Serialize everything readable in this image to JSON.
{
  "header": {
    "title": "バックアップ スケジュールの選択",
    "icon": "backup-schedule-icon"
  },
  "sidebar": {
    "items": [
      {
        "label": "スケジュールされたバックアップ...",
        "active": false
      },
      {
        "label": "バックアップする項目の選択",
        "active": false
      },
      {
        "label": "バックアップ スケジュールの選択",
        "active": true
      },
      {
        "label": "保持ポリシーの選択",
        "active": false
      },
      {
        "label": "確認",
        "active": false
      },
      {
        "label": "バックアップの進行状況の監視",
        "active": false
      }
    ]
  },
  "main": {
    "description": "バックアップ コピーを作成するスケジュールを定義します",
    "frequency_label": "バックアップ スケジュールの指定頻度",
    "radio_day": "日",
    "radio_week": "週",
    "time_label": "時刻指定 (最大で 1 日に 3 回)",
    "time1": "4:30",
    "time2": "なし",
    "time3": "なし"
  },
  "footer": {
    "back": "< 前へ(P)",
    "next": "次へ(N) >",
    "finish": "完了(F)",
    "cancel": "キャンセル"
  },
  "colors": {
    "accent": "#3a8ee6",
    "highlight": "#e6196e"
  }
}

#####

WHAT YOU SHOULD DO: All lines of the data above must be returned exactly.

SOLUTION:
Serialize everything readable in this image to JSON.
{
  "header": {
    "title": "バックアップ スケジュールの選択",
    "icon": "backup-schedule-icon"
  },
  "sidebar": {
    "items": [
      {
        "label": "スケジュールされたバックアップ...",
        "active": false
      },
      {
        "label": "バックアップする項目の選択",
        "active": false
      },
      {
        "label": "バックアップ スケジュールの選択",
        "active": true
      },
      {
        "label": "保持ポリシーの選択",
        "active": false
      },
      {
        "label": "確認",
        "active": false
      },
      {
        "label": "バックアップの進行状況の監視",
        "active": false
      }
    ]
  },
  "main": {
    "description": "バックアップ コピーを作成するスケジュールを定義します",
    "frequency_label": "バックアップ スケジュールの指定頻度",
    "radio_day": "日",
    "radio_week": "週",
    "time_label": "時刻指定 (最大で 1 日に 3 回)",
    "time1": "4:30",
    "time2": "なし",
    "time3": "なし"
  },
  "footer": {
    "back": "< 前へ(P)",
    "next": "次へ(N) >",
    "finish": "完了(F)",
    "cancel": "キャンセル"
  },
  "colors": {
    "accent": "#3a8ee6",
    "highlight": "#e6196e"
  }
}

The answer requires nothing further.